How to Care for Wilting & Browning Begonias
The colorful hues of the begonia plant's flowers can add dashes of energy to your backyard or your potted garden. Though begonias are relatively hardy and low maintenance, they can sometimes wilt and turn brown. Give your begonias the proper care to resolve some of the common causes behind these health problems and to restore your begonia collection to lush and colorful health.
Avoid watering the begonia plants' foliage. Begonias with constantly wet leaves are susceptible to bacterial leafspot, which causes wilting and leaf loss.
Increase shade. Move the begonia plants or plant a vine on a trellis, set up a shade cloth, or grow taller vegetation near the plants. Most begonia types, except for some hybrids, prefer partial shade. Too much sunlight can lead to fading and wilting of the leaves, and continued excessive sunlight can cause the edges of the begonias' foliage to turn brown.
Decrease watering so the begonias' soil dries out between watering sessions. Begonia plants do not like very wet soil, and too much soil moisture can cause the plants' roots to rot.
Fertilize the begonias to provide the nutrients needed for the plants to support healthy foliage production. Use a standard 3-1-2 or 2-1-2 fertilizer applied once a month, suggests the University of Florida. Apply according to the fertilizer label's guidelines, since potency varies by product.
Change the begonia plant's depth in the soil. The plant's base should be level with the soil. If needed, add more soil or clear away the soil. Plants that are too high can't get adequate moisture and plants that are too deep will rot. Either may lead to wilting and browning of the plant.
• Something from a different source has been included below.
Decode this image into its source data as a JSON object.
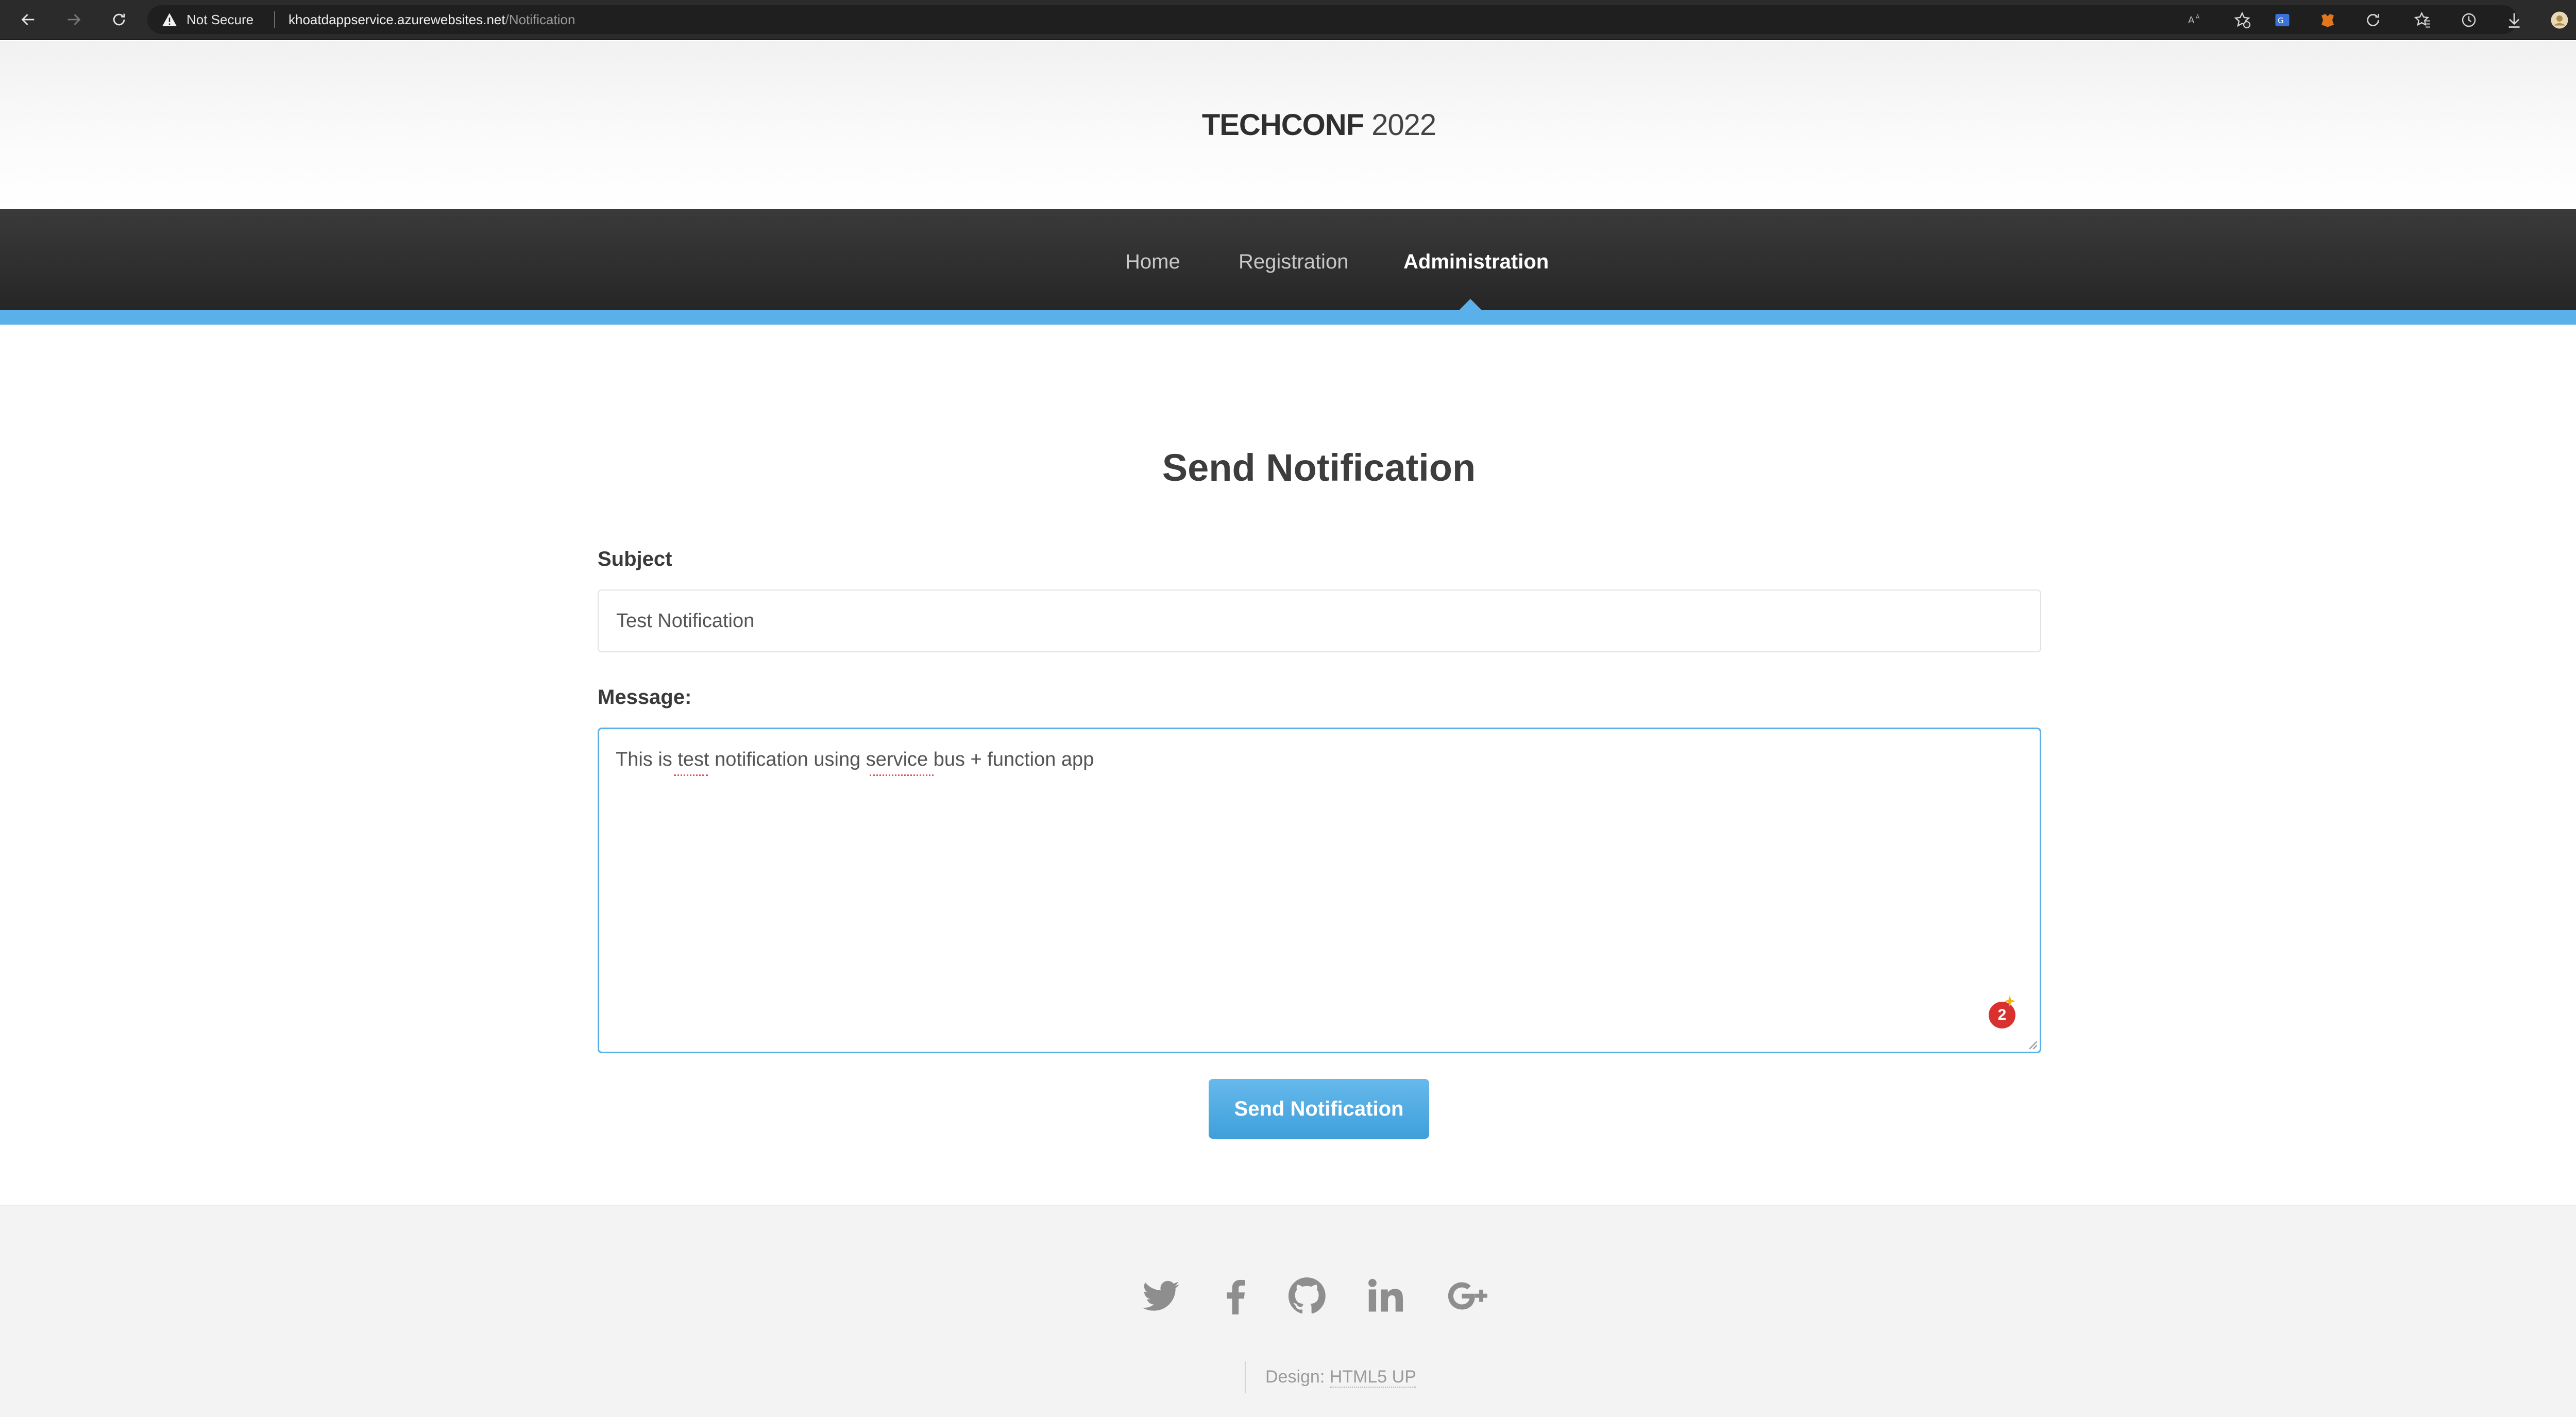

Inspect the plants for insect infestations. Attacks by pests can stress the plant and cause leaves to wilt, turn brown and drop off. Common pests include mites and mealybugs and can be treated with a standard systemic garden pesticide.
Remove the soil from the crown of tuberous begonias. Clear away any mulch or garden debris. Tuberous begonia roots rot when planted too deeply; the top of the root should be right at the soil surface. Root rot can cause both wilting and browning.
- Garden pesticide
- "Begonias: Cultivation, Identification, and Natural History"; Mark C. Tebbitt; 2005
- University of Florida: Begonia Production Guide